Making his first career start at a track in Pennsylvania, Bailes was flawless behind the wheel of the Barry Wright house car. He led all the way in both his qualifying feature and the 6-lap Pole Dash, beating Rick Eckert of York, Pa., to the finish line by 0.676 of a second in the former and outdistancing Gregg Satterlee of Indiana, Pa., by 1.470 seconds in the latter.
The sweep of Friday's action was worth $900 to Bailes, whose $500 qualifying feature payoff was topped off by the $200 DirtonDirt.com Fast Time Award and the $200 Troy Swindell Trucking Pole Award.

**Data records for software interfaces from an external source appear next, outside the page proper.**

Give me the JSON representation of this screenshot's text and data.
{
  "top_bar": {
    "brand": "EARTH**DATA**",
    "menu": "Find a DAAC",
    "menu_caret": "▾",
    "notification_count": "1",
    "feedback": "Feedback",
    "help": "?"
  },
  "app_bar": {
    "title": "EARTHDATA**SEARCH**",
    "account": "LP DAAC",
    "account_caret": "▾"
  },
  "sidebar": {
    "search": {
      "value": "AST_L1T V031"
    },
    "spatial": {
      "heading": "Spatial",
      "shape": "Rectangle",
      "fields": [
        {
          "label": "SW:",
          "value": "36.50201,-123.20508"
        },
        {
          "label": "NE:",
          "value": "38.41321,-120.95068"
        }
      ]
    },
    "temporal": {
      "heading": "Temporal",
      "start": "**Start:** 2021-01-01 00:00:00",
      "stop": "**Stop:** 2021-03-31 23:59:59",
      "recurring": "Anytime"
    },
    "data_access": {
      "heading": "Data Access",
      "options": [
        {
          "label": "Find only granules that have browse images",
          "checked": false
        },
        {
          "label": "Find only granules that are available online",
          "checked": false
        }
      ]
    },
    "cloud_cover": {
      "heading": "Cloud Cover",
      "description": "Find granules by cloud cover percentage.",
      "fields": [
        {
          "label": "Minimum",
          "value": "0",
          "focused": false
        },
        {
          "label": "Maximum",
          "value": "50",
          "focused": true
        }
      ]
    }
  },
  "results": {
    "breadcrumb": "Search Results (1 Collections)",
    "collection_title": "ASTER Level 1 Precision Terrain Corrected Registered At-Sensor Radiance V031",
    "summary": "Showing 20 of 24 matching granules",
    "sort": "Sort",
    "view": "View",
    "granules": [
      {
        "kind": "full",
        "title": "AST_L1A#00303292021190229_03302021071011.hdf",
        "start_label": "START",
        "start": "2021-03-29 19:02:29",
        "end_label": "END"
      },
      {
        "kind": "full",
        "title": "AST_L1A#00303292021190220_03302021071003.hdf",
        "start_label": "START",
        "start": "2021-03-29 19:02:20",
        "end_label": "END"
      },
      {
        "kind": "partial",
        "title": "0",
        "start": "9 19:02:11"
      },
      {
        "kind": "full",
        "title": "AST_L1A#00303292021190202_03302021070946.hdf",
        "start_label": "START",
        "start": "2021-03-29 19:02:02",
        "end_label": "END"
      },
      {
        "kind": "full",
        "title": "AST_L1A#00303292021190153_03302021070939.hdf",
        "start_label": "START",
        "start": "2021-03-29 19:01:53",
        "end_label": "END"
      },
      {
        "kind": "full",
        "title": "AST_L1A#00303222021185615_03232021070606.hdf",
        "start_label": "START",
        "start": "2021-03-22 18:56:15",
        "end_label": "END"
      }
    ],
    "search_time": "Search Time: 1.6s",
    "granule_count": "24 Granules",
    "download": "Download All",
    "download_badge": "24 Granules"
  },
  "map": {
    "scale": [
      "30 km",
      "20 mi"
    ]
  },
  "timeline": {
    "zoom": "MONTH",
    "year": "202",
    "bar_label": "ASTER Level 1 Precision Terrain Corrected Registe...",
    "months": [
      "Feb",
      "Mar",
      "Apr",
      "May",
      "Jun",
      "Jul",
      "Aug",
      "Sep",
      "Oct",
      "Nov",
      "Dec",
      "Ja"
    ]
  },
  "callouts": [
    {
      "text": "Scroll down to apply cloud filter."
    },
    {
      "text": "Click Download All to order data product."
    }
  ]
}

Satterlee will share the front row of Saturday's 60-lapper with Bailes after finishing second in the Pole Dash, which pitted the top-three finishers from each qualifying feature in a race for starting positions. Eckert finished third in the dash, followed by Matt Cosner of Ridgeley, W.Va., who scored a flag-to-flag win in the second 16-lap qualifying feature, Jason Covert of York Haven, Pa., and Tyler Bare of Rockbridge Baths, Va.
First qualifying feature finish (16 laps; top 9 transfer): Ross Bailes, Rick Eckert, Tyler Bare, Bryan Bernheisel, Drake Troutman, Kyle Lear, Dylan Yoder, Chuck Clise, Chad Julius, John Weaver, Ross Robinson, Andy Haus, Jamie Beck (DNS) Ken Schaltenbrand, Jeff Rine.
Second qualifying feature finish (16 laps; top 9 transfer): Matt Cosner, Gregg Satterlee, Jason Covert, Mason Zeigler, Kyle Lee, Matt Sponaugle, Gary Stuhler, Jerry Bard, Mike Lupfer, Tommy Beck, Kadden Smith, Jeff Johnson, Trever Feathers (DNS) Scott Bloomquist.